+++ Dataset content

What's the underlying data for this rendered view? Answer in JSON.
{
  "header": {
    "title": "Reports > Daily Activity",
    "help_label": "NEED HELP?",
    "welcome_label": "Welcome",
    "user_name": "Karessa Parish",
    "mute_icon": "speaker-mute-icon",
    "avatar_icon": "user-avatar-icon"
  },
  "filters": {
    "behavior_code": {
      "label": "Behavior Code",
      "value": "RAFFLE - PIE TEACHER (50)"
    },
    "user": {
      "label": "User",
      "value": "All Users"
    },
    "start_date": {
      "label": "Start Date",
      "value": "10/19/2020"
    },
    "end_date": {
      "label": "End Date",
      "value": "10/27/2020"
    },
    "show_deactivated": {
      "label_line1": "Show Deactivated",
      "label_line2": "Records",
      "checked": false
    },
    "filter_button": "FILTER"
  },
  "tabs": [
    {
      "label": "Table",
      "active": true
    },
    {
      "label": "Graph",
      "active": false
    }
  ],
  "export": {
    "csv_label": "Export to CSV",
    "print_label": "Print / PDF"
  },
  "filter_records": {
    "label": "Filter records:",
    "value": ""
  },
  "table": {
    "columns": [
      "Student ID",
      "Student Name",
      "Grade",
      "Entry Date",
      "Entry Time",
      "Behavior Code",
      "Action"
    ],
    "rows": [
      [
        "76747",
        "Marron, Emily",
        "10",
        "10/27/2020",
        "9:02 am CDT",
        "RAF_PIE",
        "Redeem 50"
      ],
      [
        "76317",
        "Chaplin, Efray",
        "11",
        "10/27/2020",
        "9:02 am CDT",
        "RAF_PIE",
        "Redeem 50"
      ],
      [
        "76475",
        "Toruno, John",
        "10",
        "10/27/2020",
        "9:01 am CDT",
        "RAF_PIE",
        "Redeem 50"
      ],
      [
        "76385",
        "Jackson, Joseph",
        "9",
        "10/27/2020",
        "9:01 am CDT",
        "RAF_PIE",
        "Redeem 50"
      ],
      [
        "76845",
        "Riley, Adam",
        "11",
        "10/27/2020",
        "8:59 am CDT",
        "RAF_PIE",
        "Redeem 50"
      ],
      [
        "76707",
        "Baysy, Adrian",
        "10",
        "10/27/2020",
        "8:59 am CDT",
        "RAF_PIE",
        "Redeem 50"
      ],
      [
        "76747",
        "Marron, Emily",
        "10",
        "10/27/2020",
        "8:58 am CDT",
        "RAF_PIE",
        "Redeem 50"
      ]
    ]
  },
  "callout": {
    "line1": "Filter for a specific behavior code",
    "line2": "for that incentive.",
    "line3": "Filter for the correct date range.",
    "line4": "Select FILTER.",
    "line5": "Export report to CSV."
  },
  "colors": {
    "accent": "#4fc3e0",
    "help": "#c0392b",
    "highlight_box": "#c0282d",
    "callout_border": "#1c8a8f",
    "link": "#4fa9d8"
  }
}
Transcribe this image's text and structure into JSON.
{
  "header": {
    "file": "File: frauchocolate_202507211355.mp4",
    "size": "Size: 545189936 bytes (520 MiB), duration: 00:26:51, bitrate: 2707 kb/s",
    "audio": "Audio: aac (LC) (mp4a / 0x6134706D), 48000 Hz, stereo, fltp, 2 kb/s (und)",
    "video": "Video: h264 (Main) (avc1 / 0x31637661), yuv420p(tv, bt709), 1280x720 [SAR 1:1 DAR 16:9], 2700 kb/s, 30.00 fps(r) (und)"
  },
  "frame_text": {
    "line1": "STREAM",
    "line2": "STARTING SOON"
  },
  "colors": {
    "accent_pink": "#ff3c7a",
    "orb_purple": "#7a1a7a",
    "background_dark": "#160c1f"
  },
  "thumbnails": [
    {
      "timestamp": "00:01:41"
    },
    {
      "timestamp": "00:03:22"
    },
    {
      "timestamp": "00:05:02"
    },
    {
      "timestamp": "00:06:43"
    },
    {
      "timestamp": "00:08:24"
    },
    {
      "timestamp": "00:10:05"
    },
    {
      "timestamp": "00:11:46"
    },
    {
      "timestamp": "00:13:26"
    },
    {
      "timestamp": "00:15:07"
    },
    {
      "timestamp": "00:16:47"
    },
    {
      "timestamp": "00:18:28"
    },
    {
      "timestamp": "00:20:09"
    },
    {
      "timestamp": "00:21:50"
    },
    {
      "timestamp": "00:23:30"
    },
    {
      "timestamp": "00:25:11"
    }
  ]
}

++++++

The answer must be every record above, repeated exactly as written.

What's the underlying data for this rendered view? Answer in JSON.
{
  "header": {
    "title": "Reports > Daily Activity",
    "help_label": "NEED HELP?",
    "welcome_label": "Welcome",
    "user_name": "Karessa Parish",
    "mute_icon": "speaker-mute-icon",
    "avatar_icon": "user-avatar-icon"
  },
  "filters": {
    "behavior_code": {
      "label": "Behavior Code",
      "value": "RAFFLE - PIE TEACHER (50)"
    },
    "user": {
      "label": "User",
      "value": "All Users"
    },
    "start_date": {
      "label": "Start Date",
      "value": "10/19/2020"
    },
    "end_date": {
      "label": "End Date",
      "value": "10/27/2020"
    },
    "show_deactivated": {
      "label_line1": "Show Deactivated",
      "label_line2": "Records",
      "checked": false
    },
    "filter_button": "FILTER"
  },
  "tabs": [
    {
      "label": "Table",
      "active": true
    },
    {
      "label": "Graph",
      "active": false
    }
  ],
  "export": {
    "csv_label": "Export to CSV",
    "print_label": "Print / PDF"
  },
  "filter_records": {
    "label": "Filter records:",
    "value": ""
  },
  "table": {
    "columns": [
      "Student ID",
      "Student Name",
      "Grade",
      "Entry Date",
      "Entry Time",
      "Behavior Code",
      "Action"
    ],
    "rows": [
      [
        "76747",
        "Marron, Emily",
        "10",
        "10/27/2020",
        "9:02 am CDT",
        "RAF_PIE",
        "Redeem 50"
      ],
      [
        "76317",
        "Chaplin, Efray",
        "11",
        "10/27/2020",
        "9:02 am CDT",
        "RAF_PIE",
        "Redeem 50"
      ],
      [
        "76475",
        "Toruno, John",
        "10",
        "10/27/2020",
        "9:01 am CDT",
        "RAF_PIE",
        "Redeem 50"
      ],
      [
        "76385",
        "Jackson, Joseph",
        "9",
        "10/27/2020",
        "9:01 am CDT",
        "RAF_PIE",
        "Redeem 50"
      ],
      [
        "76845",
        "Riley, Adam",
        "11",
        "10/27/2020",
        "8:59 am CDT",
        "RAF_PIE",
        "Redeem 50"
      ],
      [
        "76707",
        "Baysy, Adrian",
        "10",
        "10/27/2020",
        "8:59 am CDT",
        "RAF_PIE",
        "Redeem 50"
      ],
      [
        "76747",
        "Marron, Emily",
        "10",
        "10/27/2020",
        "8:58 am CDT",
        "RAF_PIE",
        "Redeem 50"
      ]
    ]
  },
  "callout": {
    "line1": "Filter for a specific behavior code",
    "line2": "for that incentive.",
    "line3": "Filter for the correct date range.",
    "line4": "Select FILTER.",
    "line5": "Export report to CSV."
  },
  "colors": {
    "accent": "#4fc3e0",
    "help": "#c0392b",
    "highlight_box": "#c0282d",
    "callout_border": "#1c8a8f",
    "link": "#4fa9d8"
  }
}
Transcribe this image's text and structure into JSON.
{
  "header": {
    "file": "File: frauchocolate_202507211355.mp4",
    "size": "Size: 545189936 bytes (520 MiB), duration: 00:26:51, bitrate: 2707 kb/s",
    "audio": "Audio: aac (LC) (mp4a / 0x6134706D), 48000 Hz, stereo, fltp, 2 kb/s (und)",
    "video": "Video: h264 (Main) (avc1 / 0x31637661), yuv420p(tv, bt709), 1280x720 [SAR 1:1 DAR 16:9], 2700 kb/s, 30.00 fps(r) (und)"
  },
  "frame_text": {
    "line1": "STREAM",
    "line2": "STARTING SOON"
  },
  "colors": {
    "accent_pink": "#ff3c7a",
    "orb_purple": "#7a1a7a",
    "background_dark": "#160c1f"
  },
  "thumbnails": [
    {
      "timestamp": "00:01:41"
    },
    {
      "timestamp": "00:03:22"
    },
    {
      "timestamp": "00:05:02"
    },
    {
      "timestamp": "00:06:43"
    },
    {
      "timestamp": "00:08:24"
    },
    {
      "timestamp": "00:10:05"
    },
    {
      "timestamp": "00:11:46"
    },
    {
      "timestamp": "00:13:26"
    },
    {
      "timestamp": "00:15:07"
    },
    {
      "timestamp": "00:16:47"
    },
    {
      "timestamp": "00:18:28"
    },
    {
      "timestamp": "00:20:09"
    },
    {
      "timestamp": "00:21:50"
    },
    {
      "timestamp": "00:23:30"
    },
    {
      "timestamp": "00:25:11"
    }
  ]
}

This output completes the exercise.